“Contaminated water leaking from the Indian Point Nuclear Reactors forced plant owner Entergy to explain why. At an open house last week industry experts, hydrologists and spent-fuel experts hired by the company attempted to explain the unknown origin of large amounts of leaking, radiated water. Learning about the complex problem from Entergy’s perspective, members of the public stopped at each of the dozen exhibits set up at Entergy’s training center.
Entergy’s Don Mayer, director of special projects for the Buchanan plant, explained how two lakes of radiated water had amassed under the plant’s transformer yard and under the Unit 1 reactor.
“Leaking was taking place under the prior owner in the early 1980s,” said Mayer.
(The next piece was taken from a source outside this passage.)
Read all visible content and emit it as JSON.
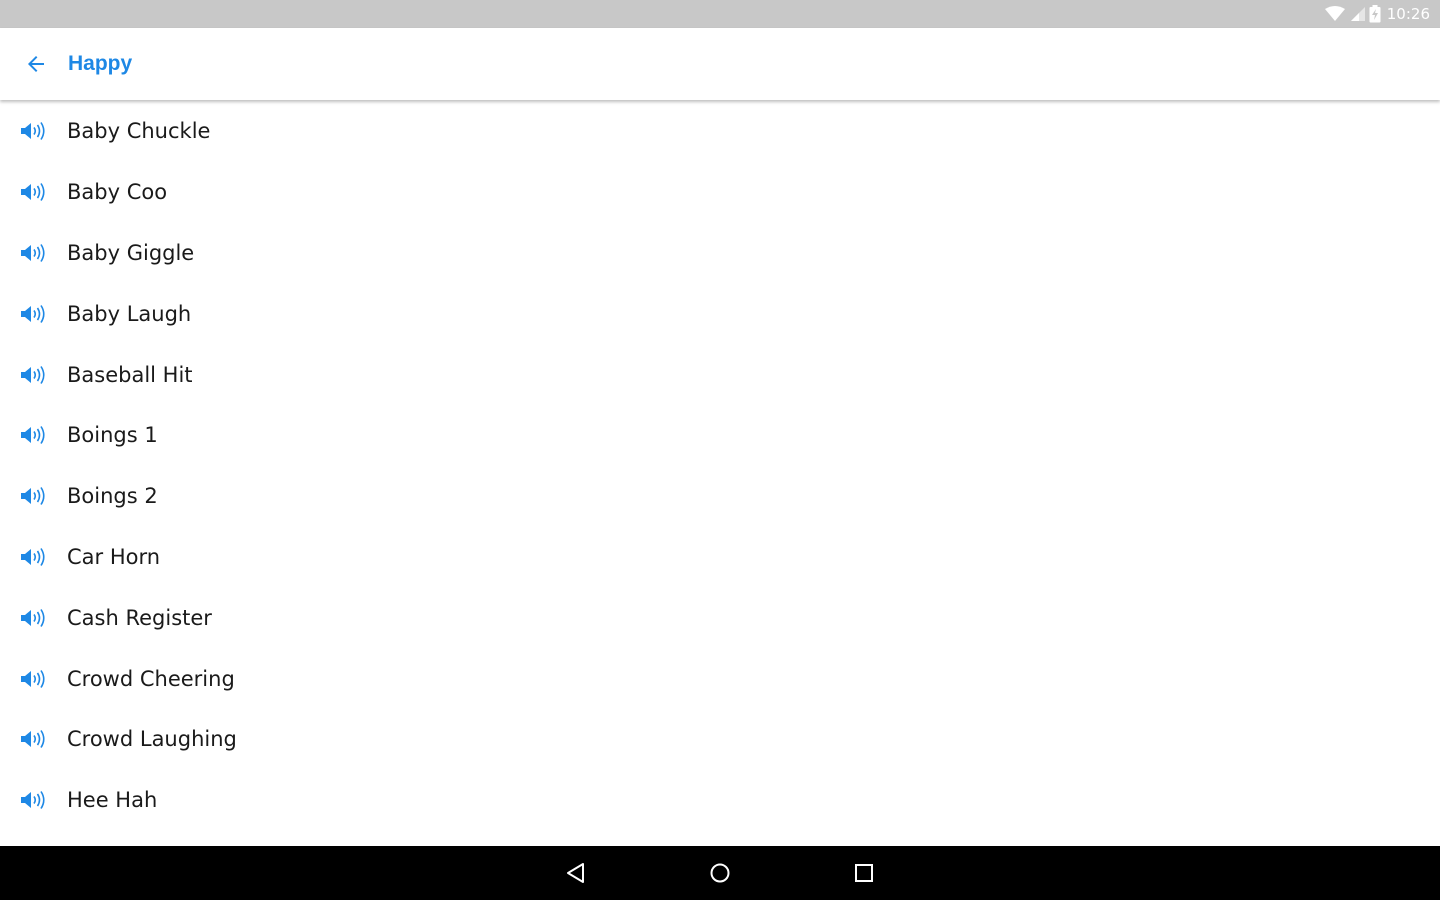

“Also, sometime between 2000 and 2005 a leakage occurred that made its way into the plume. That’s all we know.” Mayer, referring to the lakes as “plumes,” said one lake was predominantly laced with tritium, while the other contained mainly Strontium-90. According to a recent report by the National Academies of Science, Strontium-90 is a dangerous radioactive isotope that increases the risk of cancer, and tritium is a known carcinogenic and mutagenic. In August 2005, radioactive leaks were thought to have come from the 40-foot-deep spent-fuel pools containing over 1,000 tons of extremely high radioactive fuel on-site. Spent-fuel pools are 40-foot deep pools that store used radioactive fuel.
New monitoring wells
The underground lake with tritium is about 90 by 200 feet and about 50 feet deep, according to Mayer. “The other one is 30 feet wide by 300 feet long and 50 to 60 feet deep,” he said. Entergy has dug 35 new water-monitoring wells, trying to detect where the leaks are coming from. The total number of monitoring wells at plant is up to 54.
“The wells are 50 feet to 120 feet,” said hydrologist Matt Bavenik, speaking at the open house about the monitoring wells.
Entergy is planning different types of remediation, explained Mayer. “We will do a pilot remediation test where we pull the tritium out of the ground,” he said. “Our primary purpose is to keep it here and not have it flow south to the river.”
Not an easy fix
“Tritium remediation is very difficult,” said Dan Hirsch of the Committee to Bridge the Gap, a nuclear watchdog group that studies the effects of radiation. In a phone interview, Hirsch said it was almost impossible to remove tritium. “Most contaminates are either dissolved or suspended in the water. If it’s suspended you can filter it out; if it’s dissolved you can run it through things like charcoal ion resins.” Because tritium combines with oxygen to form a liquid it actually is the water, said Mr. Hirsch. “It’s nothing you can filter out, nothing you can readily remove. You can get it out by breaking the water apart with electrolysis, which is immensely expensive.”
Other radionuclides from the spent-fuel pools are heavier isotopes like Strontium-90 and Cesium 137, that don’t travel with water as well. “These are also very bad radionuclides,” said Mr. Hirsch. “But at least you can remove them from water.”
Clean-up work on the leaks is expected to start at the end of the month, said Mayer.
Dumping in the Hudson
Most of the radiated water is flowing into the Hudson River, where the plant is located. “We want to remediate that and try to contain the water and control where it flows,” said Mayer.
The plant dumps over 10 million gallons of radiated water into the Hudson River every year, according to the 2005 Annual Radioactive Effluent Release Report Entergy filed with the federal Nuclear Regulatory Commission in April of 2006.
Nearby residents and environmental advocacy groups such as Riverkeeper worry that radiated water will reach the public drinking supply and will affect bathers at the Croton Point Park beaches.
Neil Sheehan, spokesperson for the Nuclear Regulatory Commission, said last spring that drinking water supplies tested two miles away from the plant tested free of contaminants.
Phillip Musegaas, a policy analyst with Riverkeeper based in Tarrytown, said he hopes that Entergy can find the source of the leaks. “Then they will be able to get a plan going to clean it up,” he said. “Right now, it’s difficult to know just how much contamination is going into the environment.”
Musegaas said Entergy’s effort was due in part to their upcoming relicensing application. “We have to keep in mind that they trying to put their best face forward,” he said. “But contaminating the river is a serious problem. Tens of thousands of gallons of water are leaching out into the ground and most of it is going into the river.”“